§ **INSTRUCTIONS TO FOLLOW**: Every line in the data below that has the word "timestamp" should be returned.

▶

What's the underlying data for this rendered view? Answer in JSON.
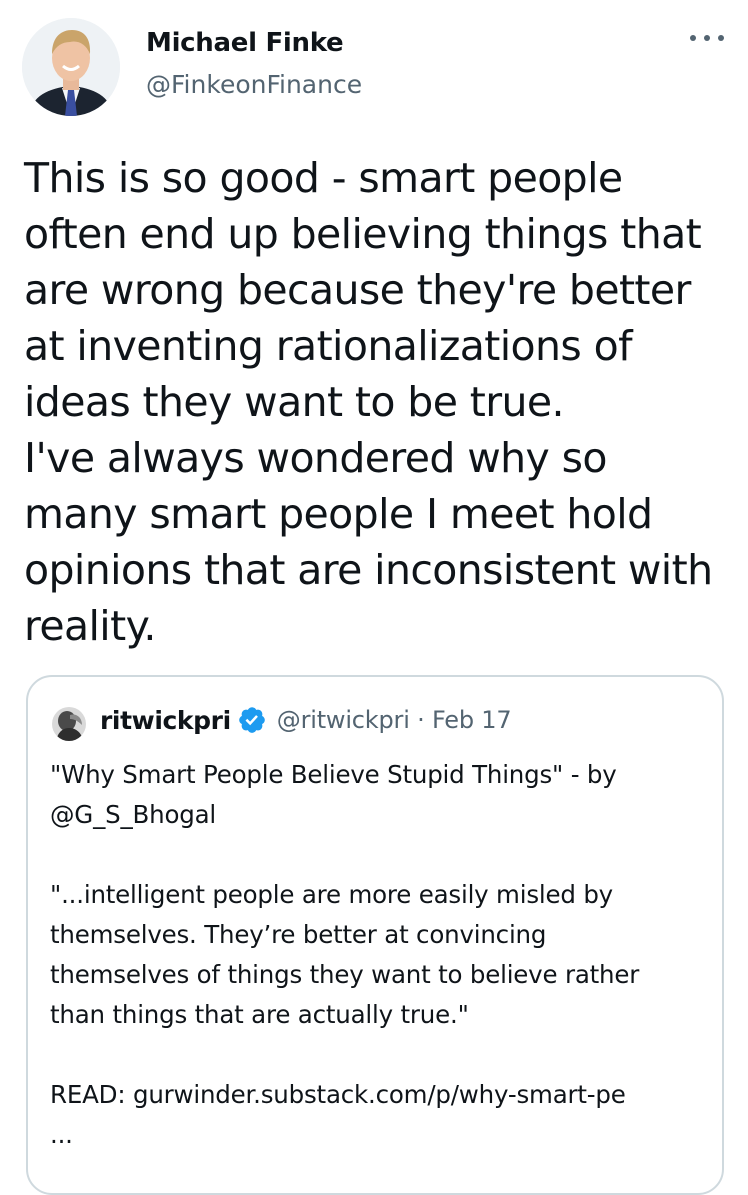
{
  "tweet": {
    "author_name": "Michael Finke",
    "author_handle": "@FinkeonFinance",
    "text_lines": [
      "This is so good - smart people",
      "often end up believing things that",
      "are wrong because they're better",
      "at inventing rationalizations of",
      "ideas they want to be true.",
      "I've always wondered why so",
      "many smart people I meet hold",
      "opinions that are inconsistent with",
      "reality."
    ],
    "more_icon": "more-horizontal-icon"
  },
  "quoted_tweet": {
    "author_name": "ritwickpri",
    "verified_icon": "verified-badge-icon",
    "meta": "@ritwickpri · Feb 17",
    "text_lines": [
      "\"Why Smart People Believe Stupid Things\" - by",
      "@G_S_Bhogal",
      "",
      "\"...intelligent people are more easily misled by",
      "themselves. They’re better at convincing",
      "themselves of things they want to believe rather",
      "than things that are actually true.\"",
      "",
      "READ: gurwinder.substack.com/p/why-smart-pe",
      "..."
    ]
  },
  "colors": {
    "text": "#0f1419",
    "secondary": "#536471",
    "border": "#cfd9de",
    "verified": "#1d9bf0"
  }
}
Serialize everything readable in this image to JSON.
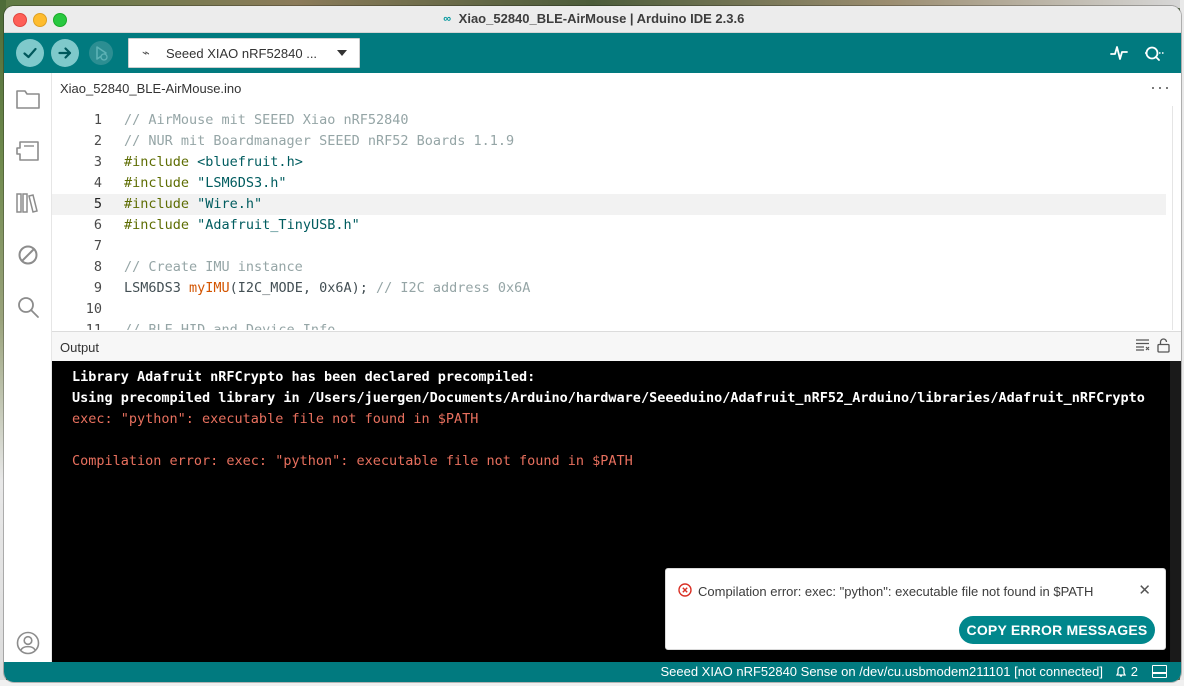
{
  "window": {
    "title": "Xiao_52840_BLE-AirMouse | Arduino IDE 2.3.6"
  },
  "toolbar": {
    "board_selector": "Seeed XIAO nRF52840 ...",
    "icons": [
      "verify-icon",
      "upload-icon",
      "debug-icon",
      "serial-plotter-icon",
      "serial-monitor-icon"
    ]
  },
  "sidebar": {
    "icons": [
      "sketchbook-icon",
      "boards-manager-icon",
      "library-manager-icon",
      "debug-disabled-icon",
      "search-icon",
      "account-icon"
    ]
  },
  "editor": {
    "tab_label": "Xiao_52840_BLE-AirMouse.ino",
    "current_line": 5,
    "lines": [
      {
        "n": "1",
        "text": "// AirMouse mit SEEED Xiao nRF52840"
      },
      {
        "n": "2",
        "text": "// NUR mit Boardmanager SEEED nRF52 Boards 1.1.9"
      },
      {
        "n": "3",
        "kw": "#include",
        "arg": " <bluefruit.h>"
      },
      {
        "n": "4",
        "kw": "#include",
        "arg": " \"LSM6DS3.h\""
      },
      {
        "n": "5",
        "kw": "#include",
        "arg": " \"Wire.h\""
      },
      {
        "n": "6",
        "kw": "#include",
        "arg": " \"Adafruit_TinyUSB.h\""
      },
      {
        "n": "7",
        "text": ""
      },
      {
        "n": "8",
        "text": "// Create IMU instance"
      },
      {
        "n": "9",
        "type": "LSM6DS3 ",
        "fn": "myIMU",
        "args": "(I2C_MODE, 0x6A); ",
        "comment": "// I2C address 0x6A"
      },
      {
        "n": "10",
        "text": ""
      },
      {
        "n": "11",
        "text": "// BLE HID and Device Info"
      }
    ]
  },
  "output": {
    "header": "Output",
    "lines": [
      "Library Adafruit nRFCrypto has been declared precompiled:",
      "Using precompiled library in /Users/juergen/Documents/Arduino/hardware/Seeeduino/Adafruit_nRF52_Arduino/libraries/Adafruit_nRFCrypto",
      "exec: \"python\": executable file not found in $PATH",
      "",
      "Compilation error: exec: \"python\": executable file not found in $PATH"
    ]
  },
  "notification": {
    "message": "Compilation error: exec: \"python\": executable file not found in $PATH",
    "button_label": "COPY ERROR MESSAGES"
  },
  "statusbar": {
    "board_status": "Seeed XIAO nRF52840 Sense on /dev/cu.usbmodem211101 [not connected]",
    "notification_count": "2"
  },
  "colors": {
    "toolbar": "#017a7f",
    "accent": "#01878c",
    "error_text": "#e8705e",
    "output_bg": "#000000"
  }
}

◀
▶

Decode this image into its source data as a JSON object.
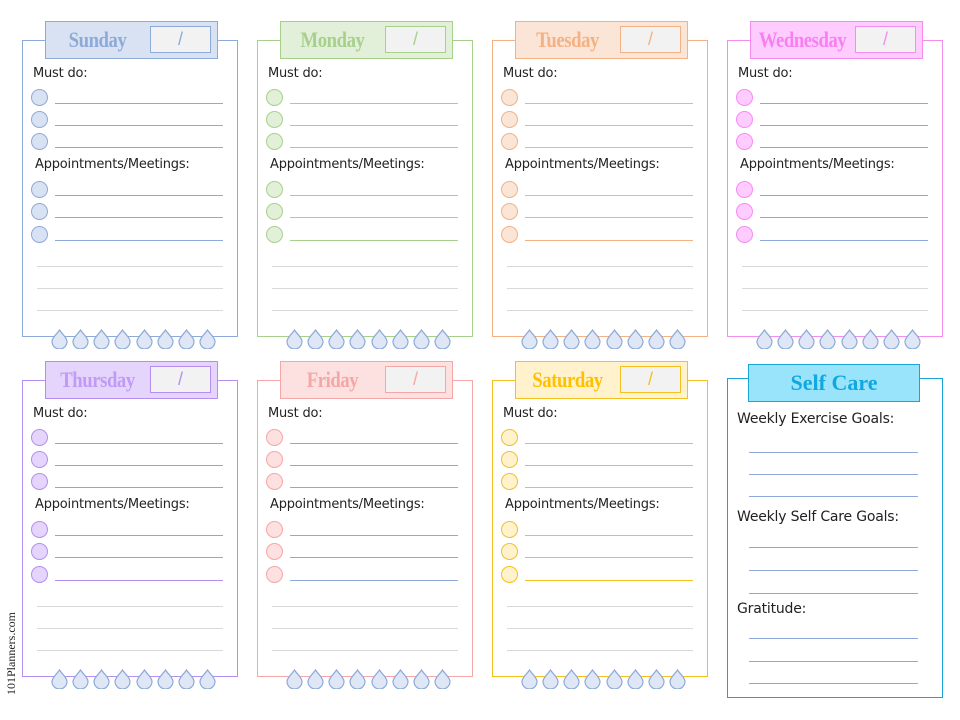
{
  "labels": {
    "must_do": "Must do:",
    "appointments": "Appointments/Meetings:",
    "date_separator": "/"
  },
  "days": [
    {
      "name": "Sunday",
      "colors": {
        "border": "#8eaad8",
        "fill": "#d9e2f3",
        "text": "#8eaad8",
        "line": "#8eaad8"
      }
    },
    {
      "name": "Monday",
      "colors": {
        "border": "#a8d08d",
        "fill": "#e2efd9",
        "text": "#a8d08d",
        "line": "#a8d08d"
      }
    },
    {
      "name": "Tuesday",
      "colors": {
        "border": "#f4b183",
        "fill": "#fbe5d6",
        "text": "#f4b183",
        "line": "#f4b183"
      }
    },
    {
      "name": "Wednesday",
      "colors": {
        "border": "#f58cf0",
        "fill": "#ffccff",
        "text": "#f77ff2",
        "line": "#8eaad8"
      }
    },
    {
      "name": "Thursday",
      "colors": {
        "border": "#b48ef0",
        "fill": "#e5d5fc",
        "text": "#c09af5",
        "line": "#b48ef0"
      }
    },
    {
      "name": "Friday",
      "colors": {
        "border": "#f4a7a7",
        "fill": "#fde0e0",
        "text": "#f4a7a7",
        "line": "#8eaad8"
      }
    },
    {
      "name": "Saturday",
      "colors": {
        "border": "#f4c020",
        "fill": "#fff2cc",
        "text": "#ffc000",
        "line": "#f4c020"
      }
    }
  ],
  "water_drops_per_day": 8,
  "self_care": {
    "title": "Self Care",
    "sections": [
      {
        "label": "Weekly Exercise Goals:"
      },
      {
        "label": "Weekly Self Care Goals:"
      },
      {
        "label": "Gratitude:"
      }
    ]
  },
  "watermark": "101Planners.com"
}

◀
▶

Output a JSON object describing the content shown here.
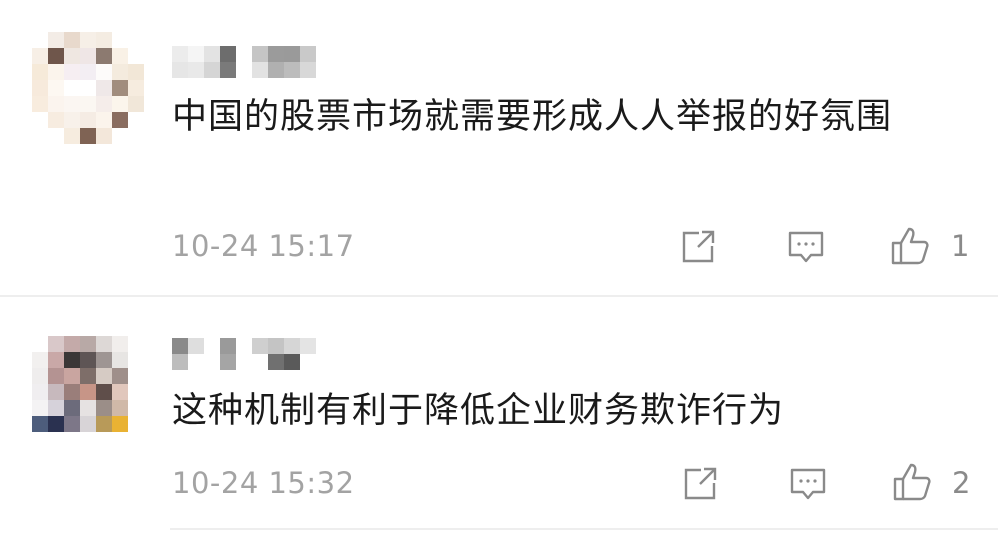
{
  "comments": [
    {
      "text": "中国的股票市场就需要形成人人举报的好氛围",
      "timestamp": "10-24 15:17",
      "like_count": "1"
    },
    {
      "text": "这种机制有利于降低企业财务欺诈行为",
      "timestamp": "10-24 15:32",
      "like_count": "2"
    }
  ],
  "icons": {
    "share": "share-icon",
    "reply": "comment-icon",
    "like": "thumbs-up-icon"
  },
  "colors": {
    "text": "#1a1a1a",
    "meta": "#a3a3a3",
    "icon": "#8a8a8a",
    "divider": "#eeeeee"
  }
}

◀

§ **SOLUTION FOR THIS PROBLEM**:
      "timestamp": "10-24 15:17",
      "timestamp": "10-24 15:32",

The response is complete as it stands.